* [Dataset entries]
************

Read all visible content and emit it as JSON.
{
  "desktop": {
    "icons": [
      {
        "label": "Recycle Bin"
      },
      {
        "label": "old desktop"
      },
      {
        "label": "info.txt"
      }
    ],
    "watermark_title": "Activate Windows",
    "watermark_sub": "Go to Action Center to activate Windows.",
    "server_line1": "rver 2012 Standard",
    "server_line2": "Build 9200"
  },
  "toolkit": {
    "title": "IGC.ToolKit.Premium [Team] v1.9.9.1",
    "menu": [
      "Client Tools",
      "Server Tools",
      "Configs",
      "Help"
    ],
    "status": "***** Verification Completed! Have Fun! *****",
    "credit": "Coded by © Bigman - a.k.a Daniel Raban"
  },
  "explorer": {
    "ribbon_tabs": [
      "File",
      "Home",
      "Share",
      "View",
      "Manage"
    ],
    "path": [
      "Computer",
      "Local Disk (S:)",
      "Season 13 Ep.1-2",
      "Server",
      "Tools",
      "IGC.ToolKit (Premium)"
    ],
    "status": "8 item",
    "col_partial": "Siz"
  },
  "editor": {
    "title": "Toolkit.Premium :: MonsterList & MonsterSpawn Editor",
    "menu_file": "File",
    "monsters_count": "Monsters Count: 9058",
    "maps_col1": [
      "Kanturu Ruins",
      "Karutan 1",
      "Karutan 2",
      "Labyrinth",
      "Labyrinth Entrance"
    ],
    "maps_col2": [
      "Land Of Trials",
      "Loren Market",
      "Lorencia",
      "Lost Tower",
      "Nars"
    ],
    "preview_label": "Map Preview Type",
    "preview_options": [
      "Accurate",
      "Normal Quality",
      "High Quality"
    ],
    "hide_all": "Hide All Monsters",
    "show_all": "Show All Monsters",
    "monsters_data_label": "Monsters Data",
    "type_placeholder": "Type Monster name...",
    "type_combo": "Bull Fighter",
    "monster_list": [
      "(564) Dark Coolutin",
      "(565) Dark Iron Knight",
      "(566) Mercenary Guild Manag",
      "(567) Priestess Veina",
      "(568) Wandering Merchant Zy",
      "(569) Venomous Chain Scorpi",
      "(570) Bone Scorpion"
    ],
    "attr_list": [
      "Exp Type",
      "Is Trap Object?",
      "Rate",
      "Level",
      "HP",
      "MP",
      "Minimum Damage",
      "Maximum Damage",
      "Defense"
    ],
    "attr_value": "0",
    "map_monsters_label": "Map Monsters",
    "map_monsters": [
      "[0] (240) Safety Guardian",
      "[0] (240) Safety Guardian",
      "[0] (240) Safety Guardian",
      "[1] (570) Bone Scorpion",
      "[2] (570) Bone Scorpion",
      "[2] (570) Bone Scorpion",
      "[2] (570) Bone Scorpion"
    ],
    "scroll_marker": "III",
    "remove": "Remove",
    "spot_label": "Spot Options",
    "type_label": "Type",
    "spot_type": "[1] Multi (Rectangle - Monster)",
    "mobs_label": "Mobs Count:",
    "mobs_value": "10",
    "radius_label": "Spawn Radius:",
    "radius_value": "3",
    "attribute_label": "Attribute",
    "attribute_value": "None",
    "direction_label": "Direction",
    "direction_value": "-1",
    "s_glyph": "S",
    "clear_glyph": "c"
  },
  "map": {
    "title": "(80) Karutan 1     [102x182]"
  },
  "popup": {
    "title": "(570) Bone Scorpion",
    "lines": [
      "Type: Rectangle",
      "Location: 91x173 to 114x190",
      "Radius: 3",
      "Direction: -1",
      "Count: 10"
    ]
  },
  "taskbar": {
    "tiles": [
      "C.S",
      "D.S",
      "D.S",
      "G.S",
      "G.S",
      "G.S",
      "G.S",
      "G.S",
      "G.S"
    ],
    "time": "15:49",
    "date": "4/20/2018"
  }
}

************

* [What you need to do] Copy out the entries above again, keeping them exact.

* [Exercise result]
Read all visible content and emit it as JSON.
{
  "desktop": {
    "icons": [
      {
        "label": "Recycle Bin"
      },
      {
        "label": "old desktop"
      },
      {
        "label": "info.txt"
      }
    ],
    "watermark_title": "Activate Windows",
    "watermark_sub": "Go to Action Center to activate Windows.",
    "server_line1": "rver 2012 Standard",
    "server_line2": "Build 9200"
  },
  "toolkit": {
    "title": "IGC.ToolKit.Premium [Team] v1.9.9.1",
    "menu": [
      "Client Tools",
      "Server Tools",
      "Configs",
      "Help"
    ],
    "status": "***** Verification Completed! Have Fun! *****",
    "credit": "Coded by © Bigman - a.k.a Daniel Raban"
  },
  "explorer": {
    "ribbon_tabs": [
      "File",
      "Home",
      "Share",
      "View",
      "Manage"
    ],
    "path": [
      "Computer",
      "Local Disk (S:)",
      "Season 13 Ep.1-2",
      "Server",
      "Tools",
      "IGC.ToolKit (Premium)"
    ],
    "status": "8 item",
    "col_partial": "Siz"
  },
  "editor": {
    "title": "Toolkit.Premium :: MonsterList & MonsterSpawn Editor",
    "menu_file": "File",
    "monsters_count": "Monsters Count: 9058",
    "maps_col1": [
      "Kanturu Ruins",
      "Karutan 1",
      "Karutan 2",
      "Labyrinth",
      "Labyrinth Entrance"
    ],
    "maps_col2": [
      "Land Of Trials",
      "Loren Market",
      "Lorencia",
      "Lost Tower",
      "Nars"
    ],
    "preview_label": "Map Preview Type",
    "preview_options": [
      "Accurate",
      "Normal Quality",
      "High Quality"
    ],
    "hide_all": "Hide All Monsters",
    "show_all": "Show All Monsters",
    "monsters_data_label": "Monsters Data",
    "type_placeholder": "Type Monster name...",
    "type_combo": "Bull Fighter",
    "monster_list": [
      "(564) Dark Coolutin",
      "(565) Dark Iron Knight",
      "(566) Mercenary Guild Manag",
      "(567) Priestess Veina",
      "(568) Wandering Merchant Zy",
      "(569) Venomous Chain Scorpi",
      "(570) Bone Scorpion"
    ],
    "attr_list": [
      "Exp Type",
      "Is Trap Object?",
      "Rate",
      "Level",
      "HP",
      "MP",
      "Minimum Damage",
      "Maximum Damage",
      "Defense"
    ],
    "attr_value": "0",
    "map_monsters_label": "Map Monsters",
    "map_monsters": [
      "[0] (240) Safety Guardian",
      "[0] (240) Safety Guardian",
      "[0] (240) Safety Guardian",
      "[1] (570) Bone Scorpion",
      "[2] (570) Bone Scorpion",
      "[2] (570) Bone Scorpion",
      "[2] (570) Bone Scorpion"
    ],
    "scroll_marker": "III",
    "remove": "Remove",
    "spot_label": "Spot Options",
    "type_label": "Type",
    "spot_type": "[1] Multi (Rectangle - Monster)",
    "mobs_label": "Mobs Count:",
    "mobs_value": "10",
    "radius_label": "Spawn Radius:",
    "radius_value": "3",
    "attribute_label": "Attribute",
    "attribute_value": "None",
    "direction_label": "Direction",
    "direction_value": "-1",
    "s_glyph": "S",
    "clear_glyph": "c"
  },
  "map": {
    "title": "(80) Karutan 1     [102x182]"
  },
  "popup": {
    "title": "(570) Bone Scorpion",
    "lines": [
      "Type: Rectangle",
      "Location: 91x173 to 114x190",
      "Radius: 3",
      "Direction: -1",
      "Count: 10"
    ]
  },
  "taskbar": {
    "tiles": [
      "C.S",
      "D.S",
      "D.S",
      "G.S",
      "G.S",
      "G.S",
      "G.S",
      "G.S",
      "G.S"
    ],
    "time": "15:49",
    "date": "4/20/2018"
  }
}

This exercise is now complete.